__ASSIGNMENT__
Every line with the string "summary" should be copied from the data.

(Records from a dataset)
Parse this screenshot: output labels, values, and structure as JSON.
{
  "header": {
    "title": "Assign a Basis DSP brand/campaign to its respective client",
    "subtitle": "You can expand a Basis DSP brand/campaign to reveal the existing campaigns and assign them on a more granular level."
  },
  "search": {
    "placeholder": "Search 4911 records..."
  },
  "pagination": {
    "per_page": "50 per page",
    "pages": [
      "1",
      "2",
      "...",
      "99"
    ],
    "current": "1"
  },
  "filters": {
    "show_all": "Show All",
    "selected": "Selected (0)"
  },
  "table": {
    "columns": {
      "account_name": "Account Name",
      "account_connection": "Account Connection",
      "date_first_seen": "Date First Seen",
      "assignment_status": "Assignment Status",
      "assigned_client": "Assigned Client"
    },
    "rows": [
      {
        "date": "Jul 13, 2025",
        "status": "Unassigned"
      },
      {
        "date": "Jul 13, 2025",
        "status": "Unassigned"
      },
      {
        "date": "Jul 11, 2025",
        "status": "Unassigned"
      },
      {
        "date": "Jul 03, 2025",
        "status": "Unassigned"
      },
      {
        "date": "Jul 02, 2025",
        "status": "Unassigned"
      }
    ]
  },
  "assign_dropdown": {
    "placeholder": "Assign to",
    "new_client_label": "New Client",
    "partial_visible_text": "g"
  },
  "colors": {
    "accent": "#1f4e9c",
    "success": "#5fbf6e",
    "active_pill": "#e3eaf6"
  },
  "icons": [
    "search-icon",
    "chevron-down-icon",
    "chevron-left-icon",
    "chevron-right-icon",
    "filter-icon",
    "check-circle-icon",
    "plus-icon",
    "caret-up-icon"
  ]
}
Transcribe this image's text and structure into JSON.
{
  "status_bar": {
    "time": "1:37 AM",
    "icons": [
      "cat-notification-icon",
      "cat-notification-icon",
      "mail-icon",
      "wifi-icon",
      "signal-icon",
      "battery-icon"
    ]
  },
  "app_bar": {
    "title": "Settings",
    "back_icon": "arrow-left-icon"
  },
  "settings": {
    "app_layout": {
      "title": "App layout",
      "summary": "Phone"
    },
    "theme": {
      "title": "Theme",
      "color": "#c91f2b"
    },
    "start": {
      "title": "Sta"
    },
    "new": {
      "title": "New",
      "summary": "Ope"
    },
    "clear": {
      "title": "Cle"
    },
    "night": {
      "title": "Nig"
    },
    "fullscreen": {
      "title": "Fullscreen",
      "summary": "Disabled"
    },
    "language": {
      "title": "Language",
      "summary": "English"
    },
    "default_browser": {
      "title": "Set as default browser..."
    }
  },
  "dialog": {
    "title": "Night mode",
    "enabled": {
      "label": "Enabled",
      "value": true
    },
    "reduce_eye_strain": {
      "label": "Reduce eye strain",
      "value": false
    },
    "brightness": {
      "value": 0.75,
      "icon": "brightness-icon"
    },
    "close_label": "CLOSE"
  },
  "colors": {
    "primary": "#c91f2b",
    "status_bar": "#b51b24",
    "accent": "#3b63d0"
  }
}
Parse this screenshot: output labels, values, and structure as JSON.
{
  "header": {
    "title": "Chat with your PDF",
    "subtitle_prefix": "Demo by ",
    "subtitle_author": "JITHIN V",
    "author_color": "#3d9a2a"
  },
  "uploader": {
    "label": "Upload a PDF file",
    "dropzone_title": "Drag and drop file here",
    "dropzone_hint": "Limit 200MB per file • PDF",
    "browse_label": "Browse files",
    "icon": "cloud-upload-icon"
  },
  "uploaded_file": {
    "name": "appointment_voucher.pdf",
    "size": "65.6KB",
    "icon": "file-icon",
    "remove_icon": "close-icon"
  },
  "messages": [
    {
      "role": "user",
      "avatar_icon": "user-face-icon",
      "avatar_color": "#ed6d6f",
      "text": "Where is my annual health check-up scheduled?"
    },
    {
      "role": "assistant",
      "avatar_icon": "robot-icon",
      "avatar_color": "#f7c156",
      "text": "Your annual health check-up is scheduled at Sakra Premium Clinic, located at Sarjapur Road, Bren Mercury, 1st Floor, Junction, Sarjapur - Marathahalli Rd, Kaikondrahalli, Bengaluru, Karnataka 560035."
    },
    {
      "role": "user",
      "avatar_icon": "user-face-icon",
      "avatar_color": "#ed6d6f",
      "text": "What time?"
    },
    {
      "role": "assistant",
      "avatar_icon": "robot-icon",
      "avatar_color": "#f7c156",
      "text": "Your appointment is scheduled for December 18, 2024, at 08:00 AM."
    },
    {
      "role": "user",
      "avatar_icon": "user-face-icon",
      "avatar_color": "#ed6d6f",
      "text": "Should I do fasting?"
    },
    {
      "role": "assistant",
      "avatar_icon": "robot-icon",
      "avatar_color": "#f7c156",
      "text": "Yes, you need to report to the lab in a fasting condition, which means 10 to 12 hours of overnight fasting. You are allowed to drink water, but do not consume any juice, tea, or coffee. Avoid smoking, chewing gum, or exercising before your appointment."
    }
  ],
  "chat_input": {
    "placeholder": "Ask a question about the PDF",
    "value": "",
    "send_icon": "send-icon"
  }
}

__SOLUTION BELOW__
      "summary": "Phone"
      "summary": "Ope"
      "summary": "Disabled"
      "summary": "English"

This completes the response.